In a recent Future of Work Organization podcast, one question that futurist Jacob Morgan asked struck me: How is RPA empowering people?
Robotic process automation—and particularly the cognitive variety—is touted as being a way to “free” people to do higher value work. With a machine doing the repetitive, more mundane jobs, it’s clear that humans have capacity to do more. But what?
Bots can enable employee empowerment if we understand a few concepts:
Utilizing true talent
If you’re familiar with the concepts of lean manufacturing, you know that not long ago, a new source of “workplace waste” was added to the “7 Deadly Wastes” familiar to the industry: under-utilized employee talent. This concept applies more broadly to the corporate world as a whole.
Consider this scenario.
You call your phone carrier with a requirement–perhaps as simple as changing your address in their system or understanding your data plan. As the representative communicates with you and listens for information, he or she is filling in fields, validating data between systems, putting you on hold to get approvals with a manager, waiting for their approved script to be called up on the computer, or any other number of tasks. Studies have shown that while we can rapidly shift our attention between activities, the concept of true “multi-tasking” is a myth. Therefore, as this representative does “robotic” work, he or she is missing an opportunity to create a positive customer experience, better understand your needs, or find an upsell that would benefit both customer and company. These are the types of “human” tasks that RPA providers want to re-infuse organizations with.
Taking the robot out of the human
A skill like candlemaking which was extremely important for centuries, became practically obsolete when mechanized in the 1800s. Today candlemaking is a novelty hobby, not a necessary job. And if we suddenly had to begin making candles again, it would be quite a shock. It has become natural to us that candles are no longer man made, because we collectively recognize that some jobs are better left to machines
We’ve spent recent years teaching people to do jobs a computer should be doing: checking and validating information, entering data, comparing fields in Excel spreadsheets, copying and pasting information, and more. Essentially, we’ve taught people to be more robotic. Now, with the dawn of robotic process automation, we need to re-train people to rely on the traits that can’t be automated. A smattering of those traits? Understanding human needs and responding appropriately. Employing empathy. Problem solving by thinking outside the box (something a machine that relies on rules can’t do easily). Innovating. The list goes on, but the key is that companies using RPA will be able to focus on taking the robot out of the human. Instead of “making candles” they’ll be thinking of other ways to illuminate.

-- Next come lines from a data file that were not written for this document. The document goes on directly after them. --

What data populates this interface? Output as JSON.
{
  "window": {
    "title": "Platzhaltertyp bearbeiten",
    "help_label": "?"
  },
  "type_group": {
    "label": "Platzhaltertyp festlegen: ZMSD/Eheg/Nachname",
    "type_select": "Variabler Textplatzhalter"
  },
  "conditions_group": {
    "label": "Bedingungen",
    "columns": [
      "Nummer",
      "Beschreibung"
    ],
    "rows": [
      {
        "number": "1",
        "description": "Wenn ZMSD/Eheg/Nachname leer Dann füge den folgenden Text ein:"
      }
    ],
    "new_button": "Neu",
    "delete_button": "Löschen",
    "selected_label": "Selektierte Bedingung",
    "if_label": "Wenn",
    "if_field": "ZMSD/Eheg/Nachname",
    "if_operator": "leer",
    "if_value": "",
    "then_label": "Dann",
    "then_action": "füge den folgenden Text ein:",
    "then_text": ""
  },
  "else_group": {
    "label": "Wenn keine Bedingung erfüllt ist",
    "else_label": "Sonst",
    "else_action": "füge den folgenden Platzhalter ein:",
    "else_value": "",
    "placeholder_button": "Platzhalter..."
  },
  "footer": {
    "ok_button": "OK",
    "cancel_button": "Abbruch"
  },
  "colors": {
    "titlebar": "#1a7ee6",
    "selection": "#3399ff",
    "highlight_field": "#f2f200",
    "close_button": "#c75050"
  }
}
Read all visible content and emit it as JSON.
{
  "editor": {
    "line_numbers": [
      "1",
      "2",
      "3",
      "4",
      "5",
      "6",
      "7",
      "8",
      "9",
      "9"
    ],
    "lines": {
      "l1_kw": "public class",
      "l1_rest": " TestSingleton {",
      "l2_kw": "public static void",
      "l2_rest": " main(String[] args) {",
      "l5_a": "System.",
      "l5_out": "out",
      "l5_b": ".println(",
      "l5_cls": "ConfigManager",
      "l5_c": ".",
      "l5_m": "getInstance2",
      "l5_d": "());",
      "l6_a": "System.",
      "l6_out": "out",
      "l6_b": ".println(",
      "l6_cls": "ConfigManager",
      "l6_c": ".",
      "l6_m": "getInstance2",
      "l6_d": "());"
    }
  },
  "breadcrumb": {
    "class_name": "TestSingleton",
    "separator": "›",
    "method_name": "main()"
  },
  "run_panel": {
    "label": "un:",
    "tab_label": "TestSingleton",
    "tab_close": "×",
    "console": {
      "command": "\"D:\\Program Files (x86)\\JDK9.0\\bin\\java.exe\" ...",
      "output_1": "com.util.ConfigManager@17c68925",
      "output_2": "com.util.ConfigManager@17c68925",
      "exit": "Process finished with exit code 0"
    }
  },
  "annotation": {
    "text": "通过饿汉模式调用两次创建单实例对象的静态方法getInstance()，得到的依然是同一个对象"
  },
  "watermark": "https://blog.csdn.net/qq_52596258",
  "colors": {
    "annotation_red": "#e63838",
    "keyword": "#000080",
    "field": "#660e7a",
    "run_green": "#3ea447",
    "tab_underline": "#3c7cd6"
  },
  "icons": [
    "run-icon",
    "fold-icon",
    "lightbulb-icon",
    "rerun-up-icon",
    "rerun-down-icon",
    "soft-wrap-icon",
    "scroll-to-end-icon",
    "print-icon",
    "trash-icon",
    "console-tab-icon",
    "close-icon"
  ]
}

Enabling the modern workforce to work the way they expect
Imagine having to use a map again to get from point A to point B. (Even theme parks have GPS navigation apps now). Or not being able to “Hey Siri” for information you want immediately. People today have expectations of working alongside technology. When worries arise about how people will respond to an evolving workplace fueled by automation, it’s important to remember that many of us, as well as college students graduating into the workforce, would question doing things the other way. We expect things to be automated.
We’ll find increasingly that people will question why we’re performing robotic functions in our jobs, when there are machines that should be working for us, automating the parts of our jobs that we’re not suited to do, and might even be hindering our true potential. Furthermore, as we progress with [Automation Anywhere], we’ll question why other things happen: heart attacks, car accidents, and food wastage, for example, could all become a thing of the past as we invest our human talent into creating technology, and then lean on technology to take steps forward into a more predictive economy.
The overwhelming message of the podcast that spurned this question is that it’s time to do things differently. And people will embrace this change.